For the most part and especially where it counts, Zvezda’s kit is extremely well-detailed, with precise and subtle panel lines, seams and rivets.
It’s a shame, really, that so much of the La-5 was basically skinned in plywood, since it leaves vast tracks of the external surfaces smooth. Even there, though, Zvezda managed to work in details. The fabric texture of the ailerons. The subtle swells around the plane’s internal ribbing. Everything is molded in a soft plastic that holds detail and responds to solvents like Tenax 7R extremely well.
The clear parts may be the weakest piece of the kit. Not that they’re bad, but they seem a bit thick and cloudy compared to the best on the market.
With the La-5, Zvezda seems to have taken Accurate Miniatures’ penchant for over-engineering and turned it up to 11. Relatively simple wings? Let’s make them a five piece affair and, better yet, let’s divide the upper wing surfaces into separate pieces! Relatively confined view of the cockpit? Let’s throw in a good portion of the internal structure, even though nobody will ever be able to see it!
There’s no skipping it, either. Aside from forming the cockpit “cage”, the internal structure is also integral to the construction of the forward portions of the plane.
This kind of engineering is usually a recipe for disaster. With so many pieces in play, one small misalignment is almost certain to steamroll into massive fit issues later in the build.
That’s where the soft plastic comes into play. The Zvezda’s plastic is sufficiently pliable that the internal structure and engine mount can be manipulated into place quite easily. With a bit of patience and a lot of test fitting, I encountered none of the atrocious fit issues that have seemed to plague others.
It’s hard to really break the cockpit out as it’s own thing, as it had to be built in pieces as the plane came together. Overall, I think this approach is far more natural than the self-contained cockpit “tub” usually presented in model aircraft.
Overall cockpit detail is quite good. The only disappointment was the seat, which was pretty basic. I livened it up with a seatback pad made out of some cardboard snipped from the box, sanded at the corners, and painted. The seatbelts are strips of Tamiya tape painted deck tan. The shiny bits were taken off some Eduard photo etch seatbelts.
Despite the kit’s complicated buildup, I really enjoyed this cockpit.
Stabilizers, Ailerons and Cowl Assembly
Once the internal structure is in place and the fuselage sides are welded together, construction picks up. There’s not too much to say about the various control surfaces, save that they are all molded separately and can be attached at whatever angle you wish.
The cowl was something more of a hassle, and pretty much the only part of the kit that I wish had been engineered differently.

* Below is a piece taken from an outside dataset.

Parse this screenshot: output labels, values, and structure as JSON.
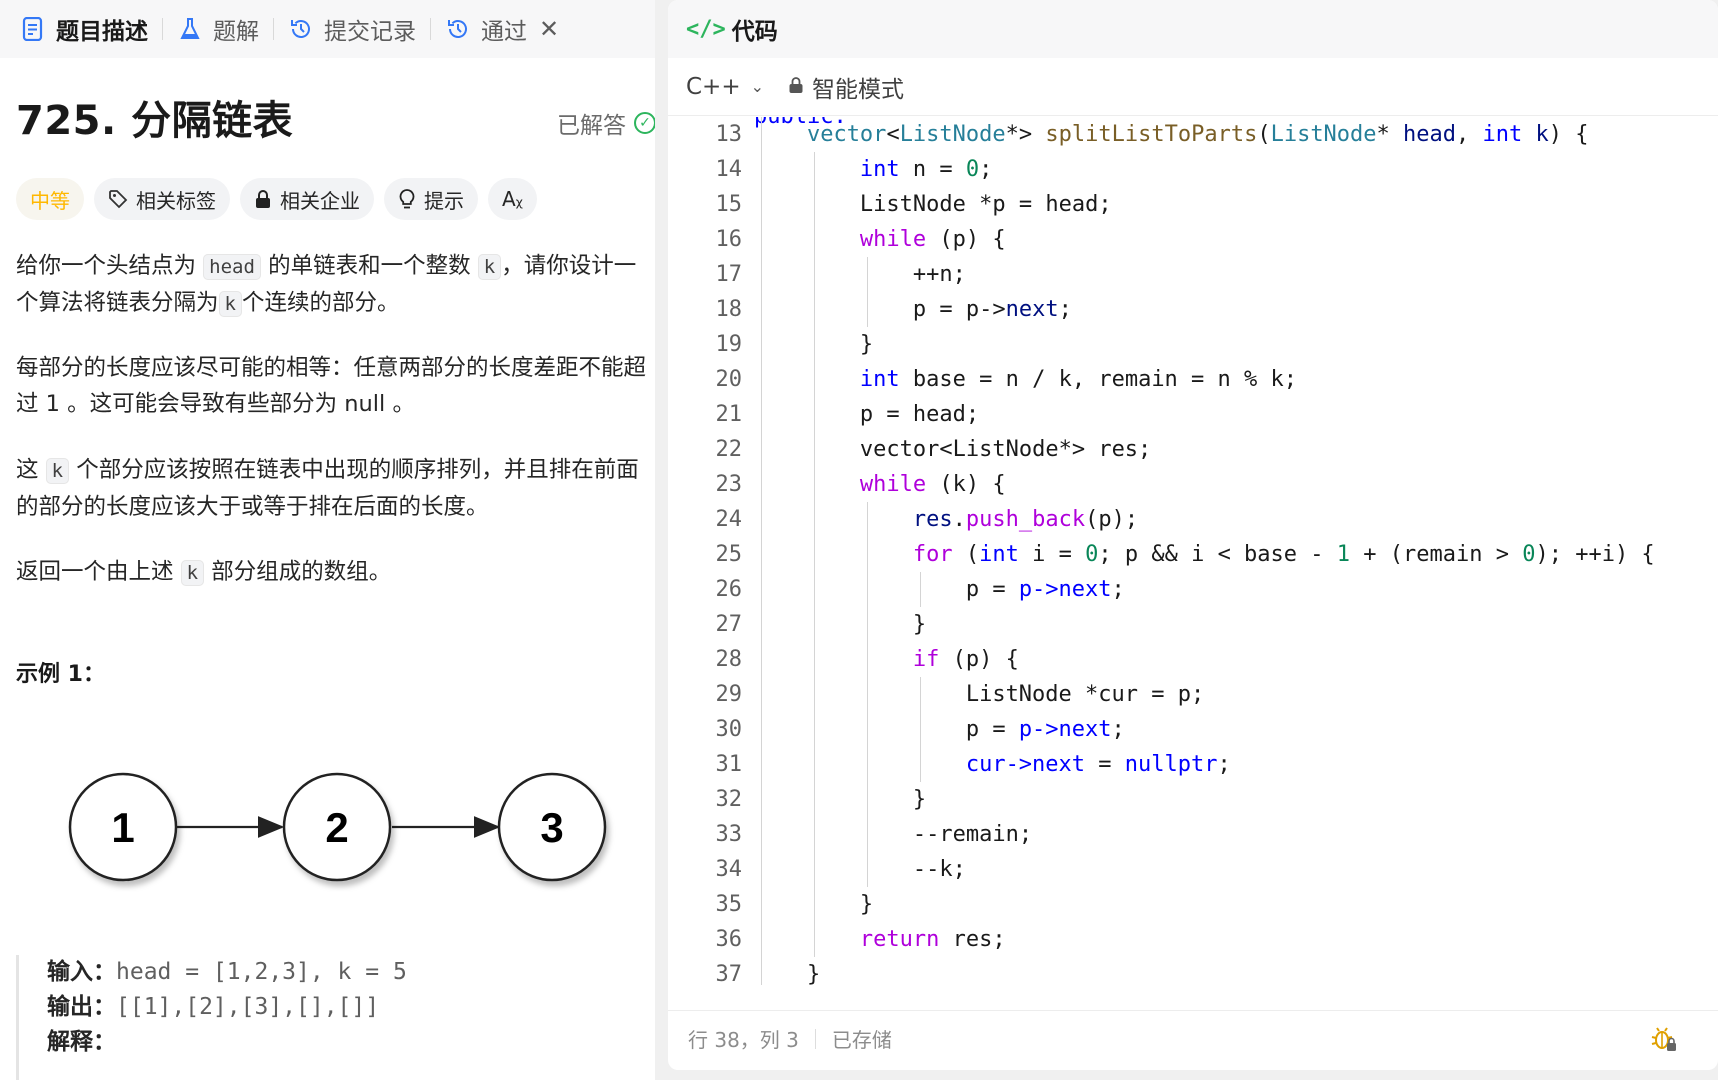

The problem is that the cowl is designed in such a way that it can be displayed open – to show off the engine and guns – or closed. If you’re building the plane closed up, this leaves you with four separate pieces and very little in the way of positive location. There’s the upper piece, consisting of the gun access doors and intake bulge, which extends from the cockpit forward to the front of the plane. Then there are two side pieces, I’ll call them cowl “cheeks”, and the forward cowl ring.
Getting these four pieces in place is something of a battle involving a lot of tape and patience. There’s also a “tongue” protruding from the lower wing that, at least in my case, had to be forced down in order to align with the cowl cheeks.
On top of all this…the cowl area also boasts some of the best and most subtle detailing the kit has to offer, but there’s pretty much no way to join everything together without marring at least some of that detail.
It’s an unfortunate situation that really makes me wish Zvezda had offered some alternative pieces for building the opened versus closed options.
So far, though, so good. Zvezda has really outdone themselves with the La-5. It builds up great and has me eager to tackle their new Bf-109F-2 (not to mention the second La-5 I have in my stash…).
Next up, painting!